last week, i spent some time with my seminary cohort dissecting everyone’s myer-briggs personality type. i’ve done this before, but no one has ever really taken the time to teach me what my results mean for me in ministry, so i was thankful for this time of discussion. then i wanted to know more. here’s what i’ve learned.
the myers briggs is a system of dichotomies. are you introverted or extroverted (I or E), do you focus on concrete and practical data (sensing – S) or on abstractions, concepts and theories (intuition – N), do you process information through thinking or through feeling (T or F) and do you orient your life as more structured and planned or more loose and spontaneous (judging or perceiving – J or P).
i score as an ESTP.
extroverted. sensing. thinking. perceiving. i gain my energy from people (E) and i like to structure my life very open-ended and spontaneous (P). i gather information concretely and practically (S) and i process that info logically and critically (T).
now i’m reading this book called “personality types and religious leadership”. it was written in 1988, so the facts are a bit dated and the cover looks like a Super Nintendo instruction manual, but some of the facts surrounding my type and my role as a church employee were kinda crazy to see:
– ESTP: % of clergy – 0.6%
– 38% of the US population has the combo “SP” versus only 8% of clergy population having “SP”
– Extrovert: 75% of the US vs 61% of clergy
– Sensing: 76% of the US vs 43% of clergy
– Thinking: 50% of the US vs 32% of clergy
– Perceiving: 45% of US vs 30% of clergy
awesome. literally, every facet of my personalty is more common outside of the church than inside. my immediate reaction is, “do i belong here?”, my next reaction is, “where are all my friends?”, but my eventual reaction is, “what is it about ESTPs that doesn’t jive with the church?”
no, i’m not doubting my calling because some book tells me that my personality doesn’t function well in churches. in fact, it’s refreshing to some degree. no wonder the church – and organized religion for that matter – isn’t attractive to so many people. there are a ton of personalities that simply aren’t present in church leadership and don’t know how to relate. why would a sensing thinking perceiver want to hear from an intuitive feeling judger in service every week? or maybe a better question: why would an ESTP want to sit in a pew for an hour every week AT ALL? ZZZZZZzzzzZZZzzzzz…get me some crayons or something for crying out loud.
then i read a little more in depth into my type and found this little nugget…

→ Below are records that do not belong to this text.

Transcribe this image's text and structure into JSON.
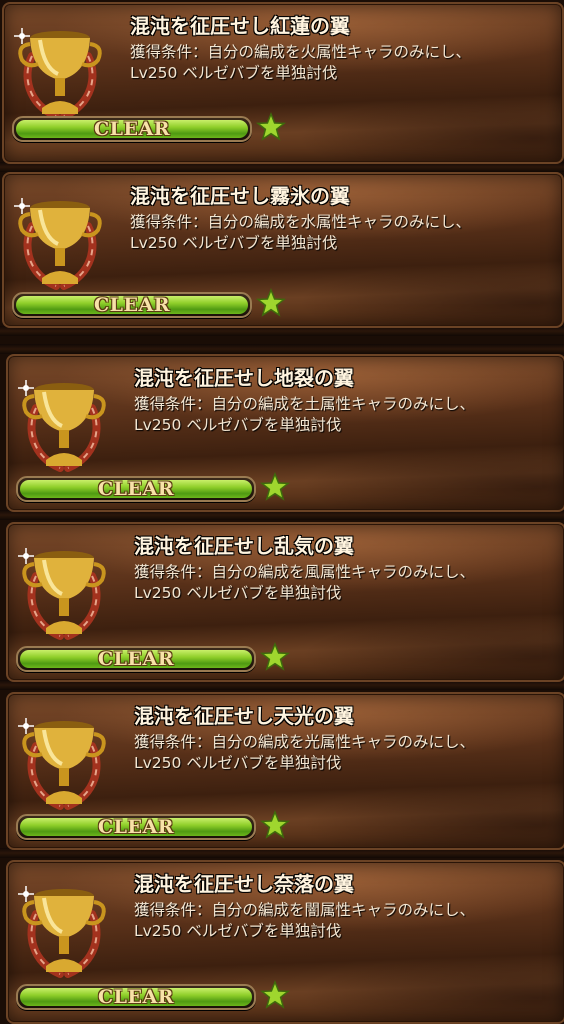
{
  "achievements": [
    {
      "title": "混沌を征圧せし紅蓮の翼",
      "condition_line1": "獲得条件：自分の編成を火属性キャラのみにし、",
      "condition_line2": "Lv250 ベルゼバブを単独討伐",
      "progress_label": "CLEAR",
      "progress": 1.0
    },
    {
      "title": "混沌を征圧せし霧氷の翼",
      "condition_line1": "獲得条件：自分の編成を水属性キャラのみにし、",
      "condition_line2": "Lv250 ベルゼバブを単独討伐",
      "progress_label": "CLEAR",
      "progress": 1.0
    },
    {
      "title": "混沌を征圧せし地裂の翼",
      "condition_line1": "獲得条件：自分の編成を土属性キャラのみにし、",
      "condition_line2": "Lv250 ベルゼバブを単独討伐",
      "progress_label": "CLEAR",
      "progress": 1.0
    },
    {
      "title": "混沌を征圧せし乱気の翼",
      "condition_line1": "獲得条件：自分の編成を風属性キャラのみにし、",
      "condition_line2": "Lv250 ベルゼバブを単独討伐",
      "progress_label": "CLEAR",
      "progress": 1.0
    },
    {
      "title": "混沌を征圧せし天光の翼",
      "condition_line1": "獲得条件：自分の編成を光属性キャラのみにし、",
      "condition_line2": "Lv250 ベルゼバブを単独討伐",
      "progress_label": "CLEAR",
      "progress": 1.0
    },
    {
      "title": "混沌を征圧せし奈落の翼",
      "condition_line1": "獲得条件：自分の編成を闇属性キャラのみにし、",
      "condition_line2": "Lv250 ベルゼバブを単独討伐",
      "progress_label": "CLEAR",
      "progress": 1.0
    }
  ],
  "icons": {
    "trophy": "gold-trophy-icon",
    "star": "star-icon"
  },
  "colors": {
    "bar_fill": "#8fcf2a",
    "star": "#9fd62e",
    "title": "#fff4df",
    "trophy_gold": "#e0b23c",
    "laurel": "#a3321e"
  }
}
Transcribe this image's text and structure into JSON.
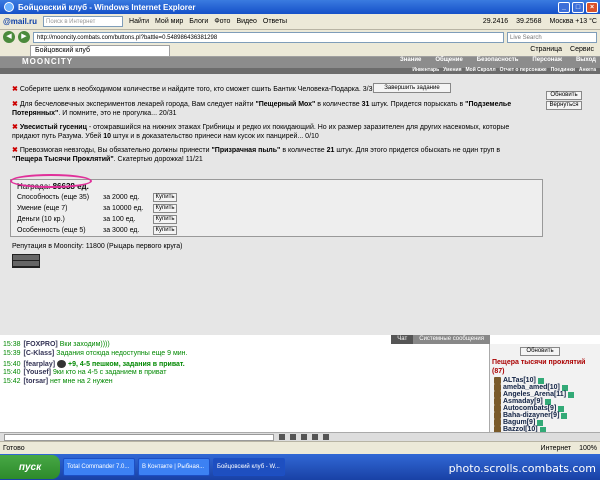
{
  "window": {
    "title": "Бойцовский клуб - Windows Internet Explorer"
  },
  "mailbar": {
    "logo": "@mail.ru",
    "search_placeholder": "Поиск в Интернет",
    "find": "Найти",
    "items": [
      "Мой мир",
      "Блоги",
      "Фото",
      "Видео",
      "Ответы"
    ],
    "rate1": "29.2416",
    "rate2": "39.2568",
    "weather": "Москва +13 °C"
  },
  "address": {
    "url": "http://mooncity.combats.com/buttons.pl?battle=0.548986436381298"
  },
  "tab": {
    "label": "Бойцовский клуб",
    "cmds": [
      "Страница",
      "Сервис"
    ]
  },
  "game": {
    "brand": "MOONCITY",
    "menu1": [
      "Знание",
      "Общение",
      "Безопасность",
      "Персонаж",
      "Выход"
    ],
    "menu2": [
      "Инвентарь",
      "Умения",
      "Мой Скролл",
      "Отчет о персонаже",
      "Поединки",
      "Анкета"
    ],
    "btn_refresh": "Обновить",
    "btn_return": "Вернуться",
    "q1": "Соберите шелк в необходимом количестве и найдите того, кто сможет сшить Бантик Человека-Подарка. 3/3",
    "btn_complete": "Завершить задание",
    "q2a": "Для бесчеловечных экспериментов лекарей города, Вам следует найти ",
    "q2b": "\"Пещерный Мох\"",
    "q2c": " в количестве ",
    "q2d": "31",
    "q2e": " штук. Придется порыскать в ",
    "q2f": "\"Подземелье Потерянных\"",
    "q2g": ". И помните, это не прогулка... 20/31",
    "q3a": "Увесистый гусениц",
    "q3b": " - отожравшийся на нижних этажах Грибницы и редко их покидающий. Но их размер заразителен для других насекомых, которые придают путь Разума. Убей ",
    "q3c": "10",
    "q3d": " штук и в доказательство принеси нам кусок их панцирей... 0/10",
    "q4a": "Превозмогая невзгоды, Вы обязательно должны принести ",
    "q4b": "\"Призрачная пыль\"",
    "q4c": " в количестве ",
    "q4d": "21",
    "q4e": " штук. Для этого придется обыскать не один труп в ",
    "q4f": "\"Пещера Тысячи Проклятий\"",
    "q4g": ". Скатертью дорожка! 11/21",
    "reward_label": "Награда: ",
    "reward_value": "86638 ед.",
    "rows": [
      {
        "name": "Способность (еще 35)",
        "cost": "за 2000 ед.",
        "btn": "Купить"
      },
      {
        "name": "Умение (еще 7)",
        "cost": "за 10000 ед.",
        "btn": "Купить"
      },
      {
        "name": "Деньги (10 кр.)",
        "cost": "за 100 ед.",
        "btn": "Купить"
      },
      {
        "name": "Особенность (еще 5)",
        "cost": "за 3000 ед.",
        "btn": "Купить"
      }
    ],
    "reputation": "Репутация в Mooncity: 11800 (Рыцарь первого круга)"
  },
  "chat": {
    "tab_chat": "Чат",
    "tab_sys": "Системные сообщения",
    "lines": [
      {
        "time": "15:38",
        "nick": "[FOXPRO]",
        "text": "Вки заходим))))"
      },
      {
        "time": "15:39",
        "nick": "[C-Klass]",
        "text": "Задания отсюда недоступны еще 9 мин."
      },
      {
        "time": "15:40",
        "nick": "[fearplay]",
        "text": "+9, 4-5 пешком, задания в приват."
      },
      {
        "time": "15:40",
        "nick": "[Yousef]",
        "text": "9ки кто на 4-5 с заданием в приват"
      },
      {
        "time": "15:42",
        "nick": "[torsar]",
        "text": "нет мне на 2 нужен"
      }
    ],
    "refresh": "Обновить",
    "location": "Пещера тысячи проклятий",
    "count": "(87)",
    "players": [
      "ALTas[10]",
      "ameba_amed[10]",
      "Angeles_Arena[11]",
      "Asmaday[9]",
      "Autocombats[9]",
      "Baha-dizayner[9]",
      "Bagum[9]",
      "Bazzol[10]"
    ]
  },
  "status": {
    "left": "Готово",
    "right": [
      "Интернет",
      "100%"
    ]
  },
  "taskbar": {
    "start": "пуск",
    "tasks": [
      "Total Commander 7.0...",
      "В Контакте | Рыбная...",
      "Бойцовский клуб - W..."
    ],
    "watermark": "photo.scrolls.combats.com"
  }
}
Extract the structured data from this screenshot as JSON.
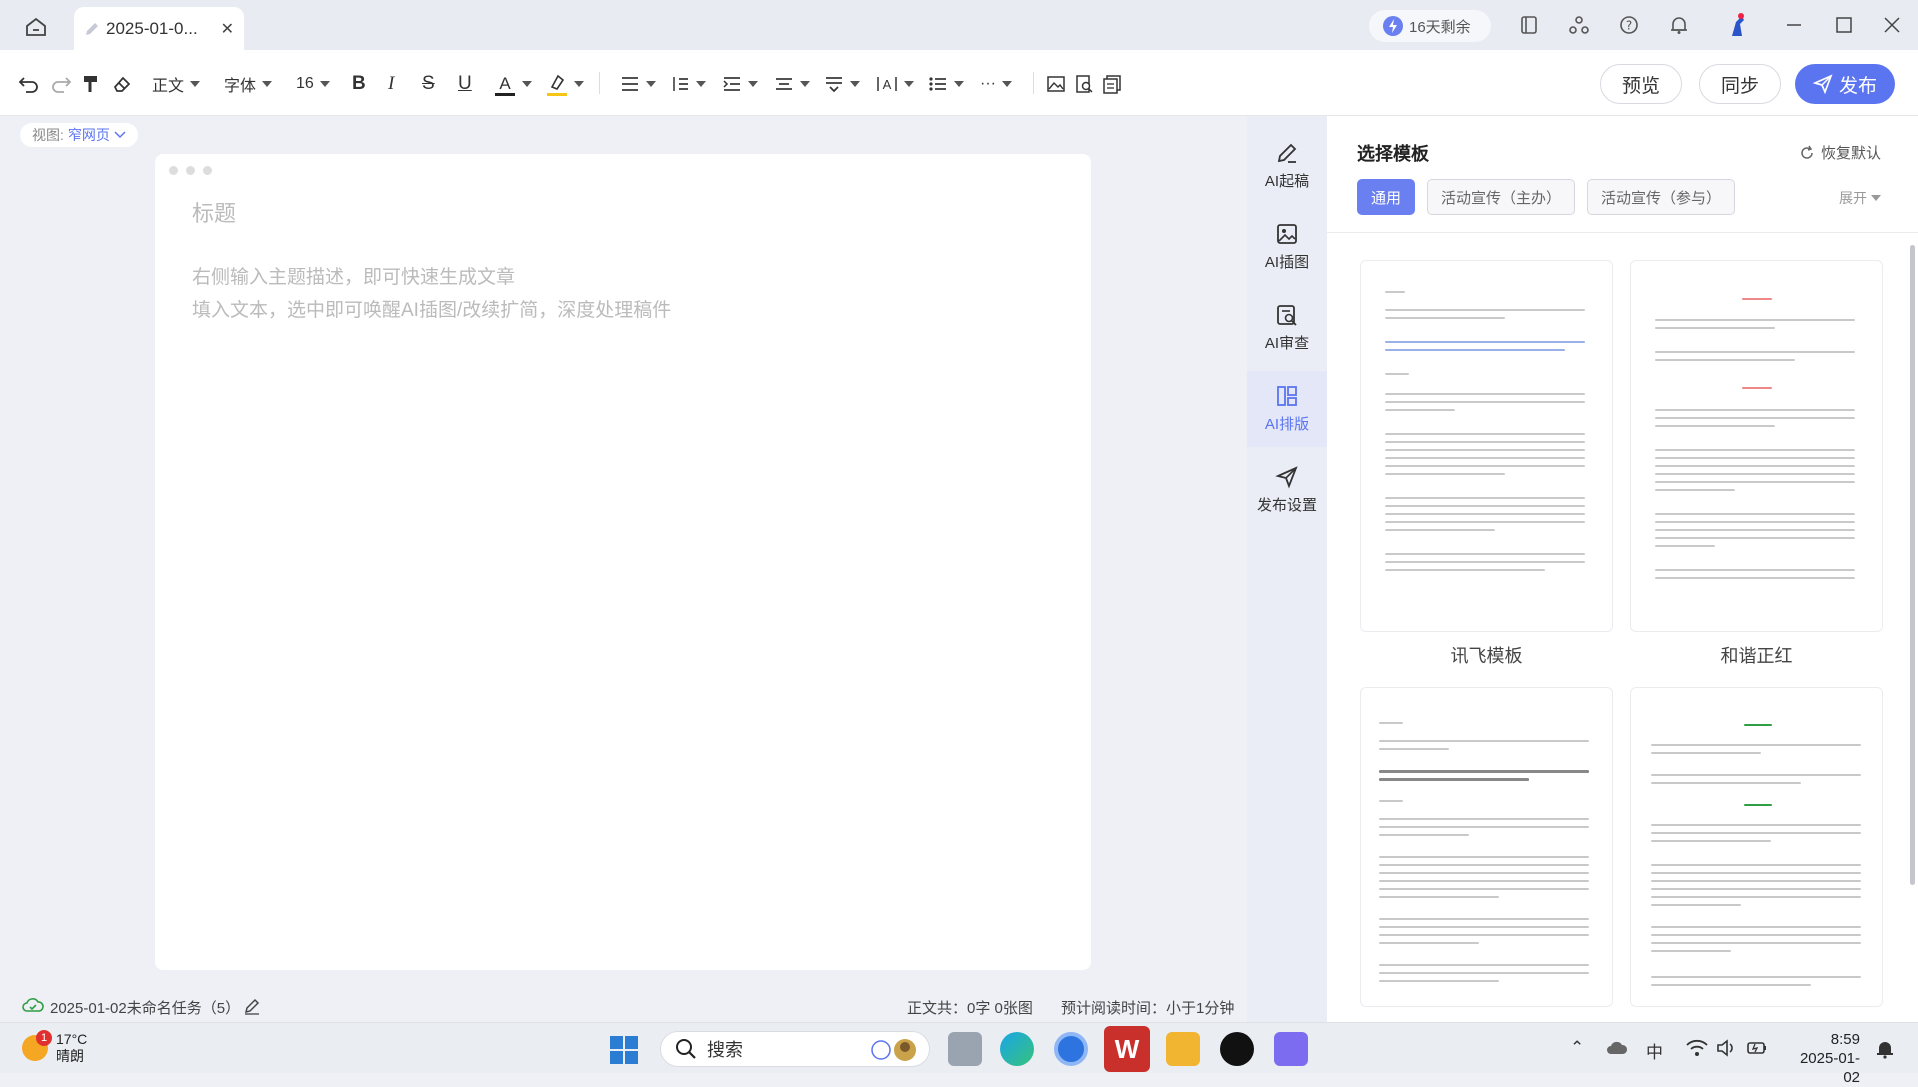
{
  "titlebar": {
    "tab_title": "2025-01-0...",
    "trial_label": "16天剩余"
  },
  "toolbar": {
    "paragraph_style": "正文",
    "font_family": "字体",
    "font_size": "16",
    "preview_label": "预览",
    "sync_label": "同步",
    "publish_label": "发布",
    "more_label": "···"
  },
  "editor": {
    "view_prefix": "视图:",
    "view_value": "窄网页",
    "title_placeholder": "标题",
    "body_placeholder_1": "右侧输入主题描述，即可快速生成文章",
    "body_placeholder_2": "填入文本，选中即可唤醒AI插图/改续扩简，深度处理稿件"
  },
  "statusbar": {
    "task_name": "2025-01-02未命名任务（5）",
    "word_count": "正文共：0字 0张图",
    "reading_time": "预计阅读时间：小于1分钟"
  },
  "ai_strip": {
    "items": [
      {
        "label": "AI起稿",
        "icon": "pen-icon"
      },
      {
        "label": "AI插图",
        "icon": "image-icon"
      },
      {
        "label": "AI审查",
        "icon": "review-icon"
      },
      {
        "label": "AI排版",
        "icon": "layout-icon"
      },
      {
        "label": "发布设置",
        "icon": "send-icon"
      }
    ],
    "active_index": 3
  },
  "panel": {
    "title": "选择模板",
    "restore_label": "恢复默认",
    "tabs": [
      "通用",
      "活动宣传（主办）",
      "活动宣传（参与）"
    ],
    "selected_tab": 0,
    "expand_label": "展开",
    "templates": [
      {
        "name": "讯飞模板",
        "accent": "#4a7bd8"
      },
      {
        "name": "和谐正红",
        "accent": "#e03131"
      },
      {
        "name": "",
        "accent": "#333333"
      },
      {
        "name": "",
        "accent": "#2f9e44"
      }
    ]
  },
  "taskbar": {
    "temperature": "17°C",
    "weather": "晴朗",
    "notification_count": "1",
    "search_label": "搜索",
    "ime_label": "中",
    "time": "8:59",
    "date": "2025-01-02"
  },
  "colors": {
    "accent": "#5b74f0",
    "panel_tab_selected": "#6a7ff0"
  }
}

A major barrier to SPs becoming ordained clergy is the academic requirements. SPs have little tolerance for the abstract, theoretical, non-practical and non-functional nature of the educational system. Considering that we require an additional three years of seminary education, which is even more theoretical and impractical, we can see why so few SPs become ordained.
In fact, our entire school system beyond seventh grade conspires to increase the disinterest of the SP. In grades 1 through 6, which are characterized by learning activities from play dough to science projects, SPs have some of the highest IQ scores. By grade 7 the emphasis has shifted to theory and continues through grade 12 – then individuals can go on to college to learn even more theory! If you pursue post-graduate work, your education becomes even more abstract and detached from reality. No wonder almost every major discipline requires an internship to get people grounded in the practical world again.

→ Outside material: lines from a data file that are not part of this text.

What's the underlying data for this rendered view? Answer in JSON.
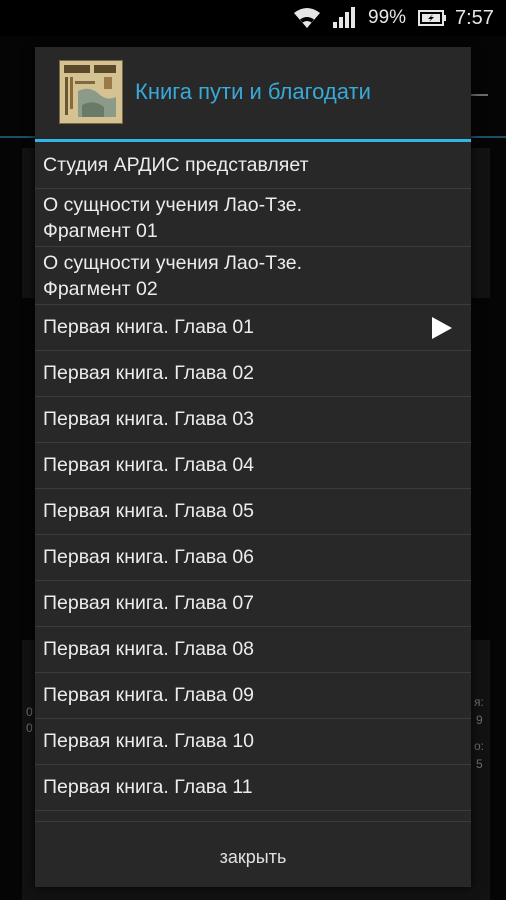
{
  "status_bar": {
    "battery_text": "99%",
    "time": "7:57",
    "icons": [
      "wifi-icon",
      "signal-icon",
      "battery-icon"
    ]
  },
  "background": {
    "side_texts": [
      "0",
      "0",
      "я:",
      "9",
      "о:",
      "5"
    ]
  },
  "dialog": {
    "title": "Книга пути и благодати",
    "title_color": "#39a9d8",
    "accent_color": "#33b5e5",
    "thumbnail_icon": "book-cover-icon",
    "items": [
      {
        "label": "Студия АРДИС представляет",
        "playing": false
      },
      {
        "label": "О сущности учения Лао-Тзе.\nФрагмент 01",
        "playing": false
      },
      {
        "label": "О сущности учения Лао-Тзе.\nФрагмент 02",
        "playing": false
      },
      {
        "label": "Первая книга. Глава 01",
        "playing": true
      },
      {
        "label": "Первая книга. Глава 02",
        "playing": false
      },
      {
        "label": "Первая книга. Глава 03",
        "playing": false
      },
      {
        "label": "Первая книга. Глава 04",
        "playing": false
      },
      {
        "label": "Первая книга. Глава 05",
        "playing": false
      },
      {
        "label": "Первая книга. Глава 06",
        "playing": false
      },
      {
        "label": "Первая книга. Глава 07",
        "playing": false
      },
      {
        "label": "Первая книга. Глава 08",
        "playing": false
      },
      {
        "label": "Первая книга. Глава 09",
        "playing": false
      },
      {
        "label": "Первая книга. Глава 10",
        "playing": false
      },
      {
        "label": "Первая книга. Глава 11",
        "playing": false
      }
    ],
    "close_label": "закрыть"
  }
}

The Church has bought this model hook line and sinker. It requires all ordained professionals to jump through academic hoops, then field work or internships are required to get them rooted again in the practicalities of parish life.
nailed it. i haven’t read anything more refreshing in years. this is the last 12 years of my academic life summed up in 2 paragraphs. thank God i was able to volunteer and work internships with students throughout that time period, or there’s no way i would’ve made it to where i am today.
of course, it also affirms all the fears i have of seminary in the first place. they’re right. i have little tolerance for abstract, non-practical and non-functional discussions. i don’t care about the theology behind why serving together is important for middle schoolers. i know it’s important because i have SEEN it’s effects and i’ve HEARD from students how it impacted them. don’t tell me the terms and concepts behind what just happened – that means nothing to me because it’s not REAL yet.
although, there are certainly instances – and i recognize this – where learning the theology and the concepts behind the experiences and the events is extremely instructional for me. i’m currently working on a research paper on jurgen moltmann and his book “theology of play”, and i know that when i’m finished, i will be so thankful that i understand theologically why getting together for “play” is a constructive and worth-while thing to do as a Body. right now, i know it’s a powerful asset to community, but i don’t have a clue why. i know it, because i’ve seen it, but i can’t articulate it.
and maybe that’s a better way of talking about why i’m going to seminary. so i can articulate why we do what we do in ministry. so i can know with confidence that my ministry is constructed on theology – not just constructed on what i’ve seen work in the past.
i highly recommend this book to anyone who works in a church in any capacity – staff or volunteer. a few days ago i asked my team of volunteers to take the myers-briggs and send me the results so i can learn a little more about their strengths as leaders in our ministry.